The Administration of Nicholas Murray Butler
Above: Butler's autographed photo of Marshal Joffre; Below, telegrams of support to Wilson from Butler and Columbia trustees
Columbia’s administration, led by President Nicholas Murray Bulter, was the driving force behind much of the war enthusiasm on campus. It was Butler, along with the University Secretary Frank D. Fackenthal and the trustees of the university, who were responsible for the Columbia personnel surveys; for the reorganization of the university along war lines; for the series of demonstrations and parades that took place on campus; for the militarization of student life; in short, for the war as it came to Columbia.
But Butler’s enthusiasm seemed to stand out from the rest. He seemed to positively relish in the possibility of subsuming the purposes of education to the needs of war, and constantly pushed and encouraged Columbia’s involvement in almost any war-related endeavor he could find. The surviving photographs of the era show Butler beaming effusively when reviewing Columbia’s would-be soldiers; he appears happier still when presiding over the university’s July 1917 “first war commencement,” at which Marshal Joffre, who presided over some of the war’s bloodiest battles, was given an honorary degree.
Butler, apparently a fan, got an autograph.
Under Butler, Columbia’s administration also encouraged university staff to get involved. Like other institutions, Columbia offered to act as an agent of the national government in funding the war. Columbia staff were encouraged to participate in a liberty bond program, wherein a certain portion of their salaries were deducted and used to buy bonds. In lieu of a more comprehensive taxation bureaucracy, institutions like Columbia stepped in.
Above: Fragments of the speeches given at the Automobile Club; Below, a newspaper article on that same gathering
With the possible exception of Nicholas Murray Butler, no one beat the drum louder than Columbia’s alumni. In fact, prior to the war’s declaration, this was a major source of tension between Columbia students and alumni.
In late 1916, responding to what they thought was the low level of enthusiasm among Columbia students for war preparedness, the alumni invited Major General Leonard Wood to speak on the subject at a gathering of alumni held at the Automobile Club, at 247 West 54th Street. Incomplete fragments of the meeting can be found below, wherein the alumni present (including the mayor of the city, John Purroy Mitchel) and General Wood castigate Columbia students for their failure to enroll in preparedness programs, citing their lack of manliness and resolve. The alumni were deeply disturbed, particularly by the pacifists who seemed to have a strong foothold among the student body (it’s worth noting that those present were happy to announce that 242 Columbia men had gone to the camp at Plattsburg, about 75 of which were undergraduates; at the same meeting they also announced that hundreds of students had attended a pacifist rally. The contrast was not lost on them).
Why exactly the alumni were so jingoistic is difficult to say exactly. It may have been that many of them, particularly those with degrees from the 1880s to 1910s, had a sort of war envy, having missed serving in the Civil War, or chosen not to participate in the Spanish American War, which was much more limited in scope.

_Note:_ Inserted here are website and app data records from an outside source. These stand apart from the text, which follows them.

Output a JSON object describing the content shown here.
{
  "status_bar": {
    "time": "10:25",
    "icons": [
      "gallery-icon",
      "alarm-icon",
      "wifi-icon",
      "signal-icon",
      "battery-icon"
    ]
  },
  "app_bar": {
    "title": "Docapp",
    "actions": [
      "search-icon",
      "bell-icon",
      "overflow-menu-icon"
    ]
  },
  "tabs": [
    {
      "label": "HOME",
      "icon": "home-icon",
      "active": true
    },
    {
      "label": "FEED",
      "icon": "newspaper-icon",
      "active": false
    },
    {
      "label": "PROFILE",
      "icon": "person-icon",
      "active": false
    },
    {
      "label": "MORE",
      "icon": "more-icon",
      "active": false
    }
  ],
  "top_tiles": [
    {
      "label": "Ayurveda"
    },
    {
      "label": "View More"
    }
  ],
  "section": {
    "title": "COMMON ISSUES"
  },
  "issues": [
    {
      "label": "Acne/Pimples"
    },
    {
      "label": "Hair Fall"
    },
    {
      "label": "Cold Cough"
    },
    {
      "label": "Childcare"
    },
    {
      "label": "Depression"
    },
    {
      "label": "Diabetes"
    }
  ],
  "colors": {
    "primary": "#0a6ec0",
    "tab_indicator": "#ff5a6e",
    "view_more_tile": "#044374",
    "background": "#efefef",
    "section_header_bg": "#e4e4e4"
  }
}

Historians have noted a similar sentiment in the Southern generation of the post Reconstruction period (there, mixed with the shame of defeat), and indeed it may have extended across the country as well. This, however, is only a guess.
Still, it is clear that the alumni were well invested – even personally invested – in the concept of a war-mobilized Columbia. Indeed, alumni even responded to student anti-war activism in the media, believing that the students were besmirching their alma mater’s good name.
When war was declared and pacifist sentiment on campus was either repressed or dissipated, Columbia alumni remained supportive. They paid for various festivities and publications. They comprised of a large component of the Columbia University Battalion.
Trustees of Columbia University, New York City
It is indeed an honor to be an alumnus of a University with a heart and a spirit that prompts and inspires its leaders to go across the sea to minister to and cheer those of its members who have gone and may go in the service of their country.
I am certain that this thoughtfull (sic) step by Columbia will find a most cordial response in all of us who go – and many must. The silent, but unexpressed appreciation to Columbia for her part in establishing the American University Union by Columbia men will be a lasting tribute to the patriotism fostered the by University and a foundation stone upon which the love of freedom will forever grow.
F.M.A.-K.S.C (in pen) Forrest M. Anderson
Letter of Nov 6, 1917, from the Law office of Locke and Locke, Praetorian Building, Dallas, Texas
Indeed, they could occasionally be opportunistic about the war’s advent, as several ex-pats in Europe were; they saw in the war, and the coming influx of American Columbia graduates, an opportunity to boost the membership of their own alumni social club, the Columbia Paris Association.